Aim of the exercise —
From the material beneath, pull every line with the word "body".

§ §

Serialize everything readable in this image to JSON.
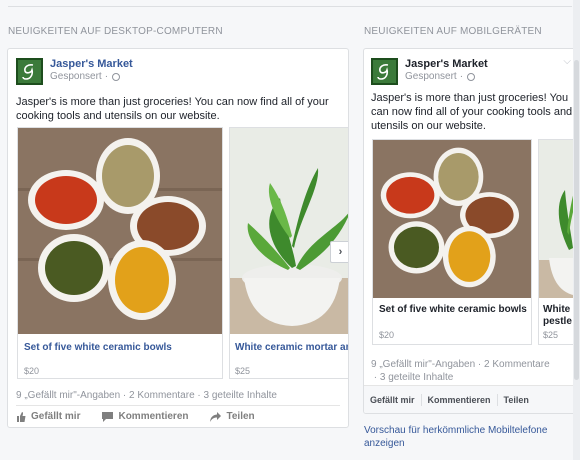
{
  "desktop": {
    "section_label": "Neuigkeiten auf Desktop-Computern",
    "page_name": "Jasper's Market",
    "sponsored": "Gesponsert",
    "body": "Jasper's is more than just groceries! You can now find all of your cooking tools and utensils on our website.",
    "slides": [
      {
        "title": "Set of five white ceramic bowls",
        "price": "$20"
      },
      {
        "title": "White ceramic mortar and pestle",
        "price": "$25"
      }
    ],
    "stats": {
      "likes": "9 „Gefällt mir\"-Angaben",
      "comments": "2 Kommentare",
      "shares": "3 geteilte Inhalte"
    },
    "actions": {
      "like": "Gefällt mir",
      "comment": "Kommentieren",
      "share": "Teilen"
    }
  },
  "mobile": {
    "section_label": "Neuigkeiten auf Mobilgeräten",
    "page_name": "Jasper's Market",
    "sponsored": "Gesponsert",
    "body": "Jasper's is more than just groceries! You can now find all of your cooking tools and utensils on our website.",
    "slides": [
      {
        "title": "Set of five white ceramic bowls",
        "price": "$20"
      },
      {
        "title": "White ceramic mortar and pestle",
        "price": "$25"
      }
    ],
    "stats": {
      "likes": "9 „Gefällt mir\"-Angaben",
      "comments": "2 Kommentare",
      "shares": "3 geteilte Inhalte"
    },
    "actions": {
      "like": "Gefällt mir",
      "comment": "Kommentieren",
      "share": "Teilen"
    },
    "legacy_link": "Vorschau für herkömmliche Mobiltelefone anzeigen"
  },
  "colors": {
    "link": "#365899",
    "muted": "#90949c",
    "logo_green": "#3b7a3a"
  }
}
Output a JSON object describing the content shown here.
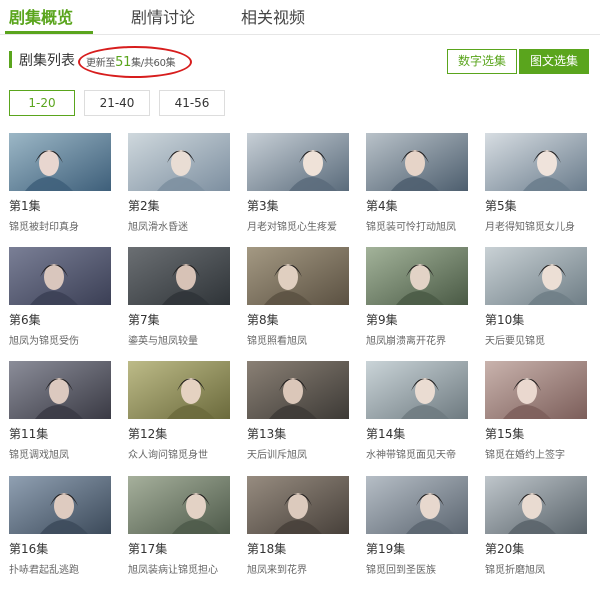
{
  "tabs": [
    {
      "label": "剧集概览",
      "active": true
    },
    {
      "label": "剧情讨论",
      "active": false
    },
    {
      "label": "相关视频",
      "active": false
    }
  ],
  "list": {
    "title": "剧集列表",
    "update_prefix": "更新至",
    "update_current": "51",
    "update_suffix": "集/共60集"
  },
  "modes": [
    "数字选集",
    "图文选集"
  ],
  "ranges": [
    {
      "label": "1-20",
      "active": true
    },
    {
      "label": "21-40",
      "active": false
    },
    {
      "label": "41-56",
      "active": false
    }
  ],
  "episodes": [
    {
      "title": "第1集",
      "desc": "锦觅被封印真身"
    },
    {
      "title": "第2集",
      "desc": "旭凤滑水昏迷"
    },
    {
      "title": "第3集",
      "desc": "月老对锦觅心生疼爱"
    },
    {
      "title": "第4集",
      "desc": "锦觅装可怜打动旭凤"
    },
    {
      "title": "第5集",
      "desc": "月老得知锦觅女儿身"
    },
    {
      "title": "第6集",
      "desc": "旭凤为锦觅受伤"
    },
    {
      "title": "第7集",
      "desc": "鎏英与旭凤较量"
    },
    {
      "title": "第8集",
      "desc": "锦觅照看旭凤"
    },
    {
      "title": "第9集",
      "desc": "旭凤崩溃离开花界"
    },
    {
      "title": "第10集",
      "desc": "天后要见锦觅"
    },
    {
      "title": "第11集",
      "desc": "锦觅调戏旭凤"
    },
    {
      "title": "第12集",
      "desc": "众人询问锦觅身世"
    },
    {
      "title": "第13集",
      "desc": "天后训斥旭凤"
    },
    {
      "title": "第14集",
      "desc": "水神带锦觅面见天帝"
    },
    {
      "title": "第15集",
      "desc": "锦觅在婚约上签字"
    },
    {
      "title": "第16集",
      "desc": "扑哧君起乱逃跑"
    },
    {
      "title": "第17集",
      "desc": "旭凤装病让锦觅担心"
    },
    {
      "title": "第18集",
      "desc": "旭凤来到花界"
    },
    {
      "title": "第19集",
      "desc": "锦觅回到圣医族"
    },
    {
      "title": "第20集",
      "desc": "锦觅折磨旭凤"
    }
  ],
  "colors": {
    "accent": "#5aa51d",
    "annotation": "#d71d1d"
  }
}
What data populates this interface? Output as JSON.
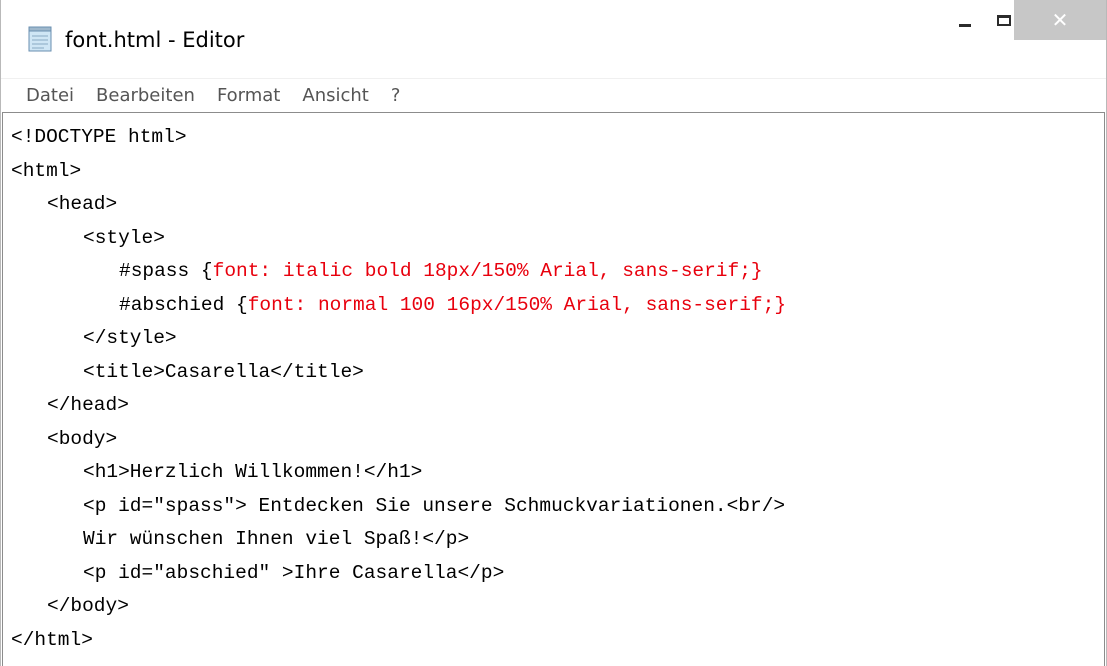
{
  "window": {
    "title": "font.html - Editor",
    "icon": "notepad-icon",
    "controls": {
      "minimize": "minimize-icon",
      "maximize": "maximize-icon",
      "close": "close-icon",
      "close_color": "#c7c7c7"
    }
  },
  "menu": {
    "items": [
      "Datei",
      "Bearbeiten",
      "Format",
      "Ansicht",
      "?"
    ]
  },
  "editor": {
    "lines": [
      "<!DOCTYPE html>",
      "<html>",
      "<head>",
      "<style>",
      "#spass {",
      "font: italic bold 18px/150% Arial, sans-serif;}",
      "#abschied {",
      "font: normal 100 16px/150% Arial, sans-serif;}",
      "</style>",
      "<title>Casarella</title>",
      "</head>",
      "<body>",
      "<h1>Herzlich Willkommen!</h1>",
      "<p id=\"spass\"> Entdecken Sie unsere Schmuckvariationen.<br/>",
      "Wir wünschen Ihnen viel Spaß!</p>",
      "<p id=\"abschied\" >Ihre Casarella</p>",
      "</body>",
      "</html>"
    ],
    "highlight_color": "#e8000d"
  }
}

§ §

Answer box —
    "body": "Jasper's is more than just groceries! You can now find all of your cooking tools and utensils on our website.",
    "body": "Jasper's is more than just groceries! You can now find all of your cooking tools and utensils on our website.",
      "<body>",
      "</body>",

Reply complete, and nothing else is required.